Gather, from the listing beneath this task, every line holding the string "lrwxrwxrwx".

**Materials provided**
• • • •

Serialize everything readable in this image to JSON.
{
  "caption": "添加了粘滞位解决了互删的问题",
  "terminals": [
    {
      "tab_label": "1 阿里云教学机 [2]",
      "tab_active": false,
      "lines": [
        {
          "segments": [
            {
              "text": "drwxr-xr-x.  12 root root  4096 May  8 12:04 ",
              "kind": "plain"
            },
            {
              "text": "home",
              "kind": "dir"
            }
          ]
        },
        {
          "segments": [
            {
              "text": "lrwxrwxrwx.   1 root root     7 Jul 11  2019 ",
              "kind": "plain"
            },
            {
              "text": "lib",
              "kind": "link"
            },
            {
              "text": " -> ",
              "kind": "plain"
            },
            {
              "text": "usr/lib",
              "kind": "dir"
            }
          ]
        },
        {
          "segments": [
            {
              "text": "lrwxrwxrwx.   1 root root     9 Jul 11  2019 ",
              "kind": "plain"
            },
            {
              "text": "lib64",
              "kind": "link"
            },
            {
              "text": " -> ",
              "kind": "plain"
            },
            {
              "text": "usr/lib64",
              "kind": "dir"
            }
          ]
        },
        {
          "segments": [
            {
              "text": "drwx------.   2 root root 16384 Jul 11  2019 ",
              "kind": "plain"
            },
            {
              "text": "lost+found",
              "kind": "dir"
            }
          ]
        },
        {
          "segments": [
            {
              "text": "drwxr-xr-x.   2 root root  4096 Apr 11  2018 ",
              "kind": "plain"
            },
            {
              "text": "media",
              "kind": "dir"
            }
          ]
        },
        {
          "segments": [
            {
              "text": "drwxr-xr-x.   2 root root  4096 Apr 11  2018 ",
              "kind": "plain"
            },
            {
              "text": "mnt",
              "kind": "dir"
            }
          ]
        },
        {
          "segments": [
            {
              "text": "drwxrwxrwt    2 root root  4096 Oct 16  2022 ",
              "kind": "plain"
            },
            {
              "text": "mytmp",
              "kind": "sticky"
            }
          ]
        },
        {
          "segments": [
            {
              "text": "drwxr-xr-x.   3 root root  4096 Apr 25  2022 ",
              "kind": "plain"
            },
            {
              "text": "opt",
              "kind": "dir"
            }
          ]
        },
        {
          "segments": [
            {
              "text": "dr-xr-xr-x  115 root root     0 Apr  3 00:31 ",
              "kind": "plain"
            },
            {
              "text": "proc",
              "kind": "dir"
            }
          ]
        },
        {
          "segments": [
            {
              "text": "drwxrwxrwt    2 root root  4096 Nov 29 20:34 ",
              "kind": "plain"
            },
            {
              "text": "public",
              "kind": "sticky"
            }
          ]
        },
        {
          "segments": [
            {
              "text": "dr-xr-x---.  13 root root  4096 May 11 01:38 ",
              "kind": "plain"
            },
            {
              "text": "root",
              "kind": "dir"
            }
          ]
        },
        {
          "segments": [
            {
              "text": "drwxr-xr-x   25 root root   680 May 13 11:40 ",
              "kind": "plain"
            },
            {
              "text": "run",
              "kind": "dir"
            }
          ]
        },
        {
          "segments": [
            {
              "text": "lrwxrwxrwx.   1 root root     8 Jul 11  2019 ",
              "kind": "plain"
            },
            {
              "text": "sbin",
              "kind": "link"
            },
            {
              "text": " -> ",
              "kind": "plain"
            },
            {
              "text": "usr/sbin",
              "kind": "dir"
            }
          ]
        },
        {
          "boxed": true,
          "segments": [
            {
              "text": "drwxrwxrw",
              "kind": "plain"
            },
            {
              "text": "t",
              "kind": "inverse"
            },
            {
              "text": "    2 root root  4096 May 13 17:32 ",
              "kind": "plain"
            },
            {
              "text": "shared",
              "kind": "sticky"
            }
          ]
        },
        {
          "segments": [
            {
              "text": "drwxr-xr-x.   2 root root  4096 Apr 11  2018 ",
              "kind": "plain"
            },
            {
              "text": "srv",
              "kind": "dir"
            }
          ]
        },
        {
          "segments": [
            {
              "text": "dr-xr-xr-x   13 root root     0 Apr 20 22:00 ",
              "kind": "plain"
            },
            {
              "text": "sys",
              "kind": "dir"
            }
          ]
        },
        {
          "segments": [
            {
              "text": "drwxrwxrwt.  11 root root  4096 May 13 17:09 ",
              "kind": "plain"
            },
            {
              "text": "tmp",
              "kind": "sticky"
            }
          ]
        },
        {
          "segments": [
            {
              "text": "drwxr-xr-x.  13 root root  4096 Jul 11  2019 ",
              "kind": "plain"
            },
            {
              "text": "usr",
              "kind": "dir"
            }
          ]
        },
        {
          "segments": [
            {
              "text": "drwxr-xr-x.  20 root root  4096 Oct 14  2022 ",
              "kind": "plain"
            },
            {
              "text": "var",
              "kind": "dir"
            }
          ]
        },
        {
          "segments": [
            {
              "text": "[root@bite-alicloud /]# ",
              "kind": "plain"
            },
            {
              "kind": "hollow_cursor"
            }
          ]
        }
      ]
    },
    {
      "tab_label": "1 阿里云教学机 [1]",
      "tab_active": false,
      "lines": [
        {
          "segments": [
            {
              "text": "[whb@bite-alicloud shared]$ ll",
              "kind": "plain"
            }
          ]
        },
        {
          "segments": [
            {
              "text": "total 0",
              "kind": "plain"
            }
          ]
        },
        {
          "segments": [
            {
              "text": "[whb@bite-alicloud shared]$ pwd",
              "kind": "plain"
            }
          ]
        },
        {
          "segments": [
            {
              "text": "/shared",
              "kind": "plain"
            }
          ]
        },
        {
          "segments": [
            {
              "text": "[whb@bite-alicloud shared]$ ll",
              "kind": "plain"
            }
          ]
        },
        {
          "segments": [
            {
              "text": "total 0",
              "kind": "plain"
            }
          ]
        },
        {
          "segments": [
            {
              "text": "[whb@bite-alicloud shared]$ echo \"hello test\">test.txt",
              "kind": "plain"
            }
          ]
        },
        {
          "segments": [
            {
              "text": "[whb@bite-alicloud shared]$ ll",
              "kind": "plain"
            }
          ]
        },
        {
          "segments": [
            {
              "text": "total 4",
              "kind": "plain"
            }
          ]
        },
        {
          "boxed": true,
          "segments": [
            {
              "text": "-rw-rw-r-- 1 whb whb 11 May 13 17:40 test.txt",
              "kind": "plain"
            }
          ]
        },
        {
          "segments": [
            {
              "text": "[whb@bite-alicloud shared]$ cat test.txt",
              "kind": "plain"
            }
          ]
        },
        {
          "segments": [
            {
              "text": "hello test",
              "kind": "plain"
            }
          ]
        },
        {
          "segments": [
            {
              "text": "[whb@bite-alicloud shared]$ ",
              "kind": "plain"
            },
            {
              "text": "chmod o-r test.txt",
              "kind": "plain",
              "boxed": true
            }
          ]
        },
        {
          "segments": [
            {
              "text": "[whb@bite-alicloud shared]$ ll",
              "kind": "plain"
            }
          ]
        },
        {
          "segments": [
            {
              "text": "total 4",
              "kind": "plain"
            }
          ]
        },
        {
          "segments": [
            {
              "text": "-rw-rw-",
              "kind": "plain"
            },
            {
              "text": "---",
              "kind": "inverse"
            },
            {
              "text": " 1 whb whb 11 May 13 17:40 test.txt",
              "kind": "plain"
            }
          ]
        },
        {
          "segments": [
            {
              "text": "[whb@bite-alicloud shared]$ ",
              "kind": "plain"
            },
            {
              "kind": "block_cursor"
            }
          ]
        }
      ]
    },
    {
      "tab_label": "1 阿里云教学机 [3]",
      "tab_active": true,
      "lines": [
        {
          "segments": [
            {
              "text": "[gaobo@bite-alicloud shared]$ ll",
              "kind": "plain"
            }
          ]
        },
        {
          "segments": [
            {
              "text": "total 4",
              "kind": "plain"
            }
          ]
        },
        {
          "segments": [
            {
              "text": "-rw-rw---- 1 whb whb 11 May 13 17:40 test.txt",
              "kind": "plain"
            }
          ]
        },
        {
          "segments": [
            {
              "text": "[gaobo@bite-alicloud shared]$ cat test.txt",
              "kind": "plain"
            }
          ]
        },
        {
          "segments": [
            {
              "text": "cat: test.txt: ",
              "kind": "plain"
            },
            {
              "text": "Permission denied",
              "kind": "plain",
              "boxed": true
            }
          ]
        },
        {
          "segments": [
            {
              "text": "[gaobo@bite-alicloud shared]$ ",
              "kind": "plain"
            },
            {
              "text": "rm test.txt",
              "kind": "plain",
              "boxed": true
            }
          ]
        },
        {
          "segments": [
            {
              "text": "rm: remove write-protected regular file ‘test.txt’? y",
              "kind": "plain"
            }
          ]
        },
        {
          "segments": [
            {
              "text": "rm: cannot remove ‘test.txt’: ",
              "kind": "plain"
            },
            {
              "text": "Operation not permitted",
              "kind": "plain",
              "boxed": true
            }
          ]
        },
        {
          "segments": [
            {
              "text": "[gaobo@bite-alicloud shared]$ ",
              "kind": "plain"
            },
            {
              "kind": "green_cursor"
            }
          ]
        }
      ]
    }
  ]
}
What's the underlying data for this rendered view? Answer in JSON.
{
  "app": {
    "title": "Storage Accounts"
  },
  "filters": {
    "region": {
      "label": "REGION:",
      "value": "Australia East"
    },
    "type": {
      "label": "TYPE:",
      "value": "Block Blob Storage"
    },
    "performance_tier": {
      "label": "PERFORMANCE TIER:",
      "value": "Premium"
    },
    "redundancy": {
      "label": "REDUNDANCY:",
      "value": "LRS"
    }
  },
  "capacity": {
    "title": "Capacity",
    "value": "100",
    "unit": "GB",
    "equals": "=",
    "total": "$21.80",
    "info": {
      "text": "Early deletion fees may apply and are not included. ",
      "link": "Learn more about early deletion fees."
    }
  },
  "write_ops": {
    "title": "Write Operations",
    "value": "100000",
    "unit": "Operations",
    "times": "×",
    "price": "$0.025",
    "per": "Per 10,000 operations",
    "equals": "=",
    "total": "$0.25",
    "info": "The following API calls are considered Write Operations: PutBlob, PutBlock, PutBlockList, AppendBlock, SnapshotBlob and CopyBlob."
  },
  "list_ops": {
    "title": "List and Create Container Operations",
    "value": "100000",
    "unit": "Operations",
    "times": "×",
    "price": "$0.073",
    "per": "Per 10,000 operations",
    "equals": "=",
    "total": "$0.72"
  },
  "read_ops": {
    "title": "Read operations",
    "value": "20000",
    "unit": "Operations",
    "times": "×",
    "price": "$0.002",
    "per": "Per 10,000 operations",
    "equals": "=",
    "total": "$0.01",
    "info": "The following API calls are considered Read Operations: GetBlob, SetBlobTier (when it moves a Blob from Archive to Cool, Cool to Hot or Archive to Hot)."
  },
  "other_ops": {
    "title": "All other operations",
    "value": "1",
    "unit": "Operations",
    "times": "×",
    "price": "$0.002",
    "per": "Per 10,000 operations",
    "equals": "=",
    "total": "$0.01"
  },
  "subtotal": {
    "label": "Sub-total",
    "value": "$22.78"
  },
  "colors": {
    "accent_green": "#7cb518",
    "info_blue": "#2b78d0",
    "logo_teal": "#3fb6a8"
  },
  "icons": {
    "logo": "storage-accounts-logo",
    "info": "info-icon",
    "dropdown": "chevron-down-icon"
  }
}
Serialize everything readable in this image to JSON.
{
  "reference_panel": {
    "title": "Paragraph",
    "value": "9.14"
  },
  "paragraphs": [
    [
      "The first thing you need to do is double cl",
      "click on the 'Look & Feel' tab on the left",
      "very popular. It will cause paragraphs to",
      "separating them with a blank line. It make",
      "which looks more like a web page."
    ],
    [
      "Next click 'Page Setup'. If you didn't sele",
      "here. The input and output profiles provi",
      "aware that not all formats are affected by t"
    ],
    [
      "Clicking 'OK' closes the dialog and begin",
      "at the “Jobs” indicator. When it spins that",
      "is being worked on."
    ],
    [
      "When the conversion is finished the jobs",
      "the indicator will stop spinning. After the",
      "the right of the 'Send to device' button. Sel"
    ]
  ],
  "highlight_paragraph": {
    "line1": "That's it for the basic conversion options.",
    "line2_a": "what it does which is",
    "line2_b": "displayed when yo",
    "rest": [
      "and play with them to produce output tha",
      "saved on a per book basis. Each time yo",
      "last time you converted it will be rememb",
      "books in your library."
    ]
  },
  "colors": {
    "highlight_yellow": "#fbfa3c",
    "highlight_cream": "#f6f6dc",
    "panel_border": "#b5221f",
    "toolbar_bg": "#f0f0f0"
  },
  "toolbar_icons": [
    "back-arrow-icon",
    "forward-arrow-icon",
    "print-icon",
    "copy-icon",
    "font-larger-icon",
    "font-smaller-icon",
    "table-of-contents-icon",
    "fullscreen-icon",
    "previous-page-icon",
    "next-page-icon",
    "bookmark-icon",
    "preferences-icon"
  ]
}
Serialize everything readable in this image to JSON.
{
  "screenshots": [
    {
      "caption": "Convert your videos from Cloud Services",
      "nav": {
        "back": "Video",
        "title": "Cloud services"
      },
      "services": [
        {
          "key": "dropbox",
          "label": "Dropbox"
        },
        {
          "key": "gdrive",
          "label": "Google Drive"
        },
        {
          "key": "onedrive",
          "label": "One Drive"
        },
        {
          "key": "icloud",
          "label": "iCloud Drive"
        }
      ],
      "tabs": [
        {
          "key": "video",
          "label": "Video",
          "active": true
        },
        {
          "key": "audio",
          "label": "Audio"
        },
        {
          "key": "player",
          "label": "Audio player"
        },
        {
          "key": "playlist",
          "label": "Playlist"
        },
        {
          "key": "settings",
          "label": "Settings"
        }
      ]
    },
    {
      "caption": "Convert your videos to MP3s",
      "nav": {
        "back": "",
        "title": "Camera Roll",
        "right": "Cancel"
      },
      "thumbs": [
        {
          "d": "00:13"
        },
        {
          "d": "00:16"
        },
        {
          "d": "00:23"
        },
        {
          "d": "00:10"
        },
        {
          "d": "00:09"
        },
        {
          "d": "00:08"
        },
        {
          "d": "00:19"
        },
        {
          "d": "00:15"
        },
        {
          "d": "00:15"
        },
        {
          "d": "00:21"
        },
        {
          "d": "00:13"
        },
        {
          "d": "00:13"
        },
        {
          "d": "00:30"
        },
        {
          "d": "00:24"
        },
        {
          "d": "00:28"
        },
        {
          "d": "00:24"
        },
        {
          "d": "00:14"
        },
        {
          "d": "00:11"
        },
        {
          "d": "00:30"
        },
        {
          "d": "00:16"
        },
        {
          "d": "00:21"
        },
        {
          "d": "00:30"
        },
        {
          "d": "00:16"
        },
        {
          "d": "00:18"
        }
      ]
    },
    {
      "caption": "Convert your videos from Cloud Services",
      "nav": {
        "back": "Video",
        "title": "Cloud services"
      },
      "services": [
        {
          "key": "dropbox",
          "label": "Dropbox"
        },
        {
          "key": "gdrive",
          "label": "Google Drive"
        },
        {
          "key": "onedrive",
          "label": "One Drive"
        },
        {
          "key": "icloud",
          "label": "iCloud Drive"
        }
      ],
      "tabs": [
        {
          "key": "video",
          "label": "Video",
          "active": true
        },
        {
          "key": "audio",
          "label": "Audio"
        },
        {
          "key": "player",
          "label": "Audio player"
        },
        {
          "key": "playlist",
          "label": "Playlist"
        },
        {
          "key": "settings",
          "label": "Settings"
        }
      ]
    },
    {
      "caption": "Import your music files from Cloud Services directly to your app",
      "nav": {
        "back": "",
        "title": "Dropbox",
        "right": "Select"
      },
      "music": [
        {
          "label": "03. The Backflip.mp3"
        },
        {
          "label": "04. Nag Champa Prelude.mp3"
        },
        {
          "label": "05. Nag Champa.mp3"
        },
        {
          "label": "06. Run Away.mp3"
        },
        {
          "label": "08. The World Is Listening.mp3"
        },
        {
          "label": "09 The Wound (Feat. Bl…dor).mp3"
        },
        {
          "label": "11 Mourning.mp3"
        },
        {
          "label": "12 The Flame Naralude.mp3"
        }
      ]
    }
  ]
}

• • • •

**Answer**
              "text": "lrwxrwxrwx.   1 root root     7 Jul 11  2019 ",
              "text": "lrwxrwxrwx.   1 root root     9 Jul 11  2019 ",
              "text": "lrwxrwxrwx.   1 root root     8 Jul 11  2019 ",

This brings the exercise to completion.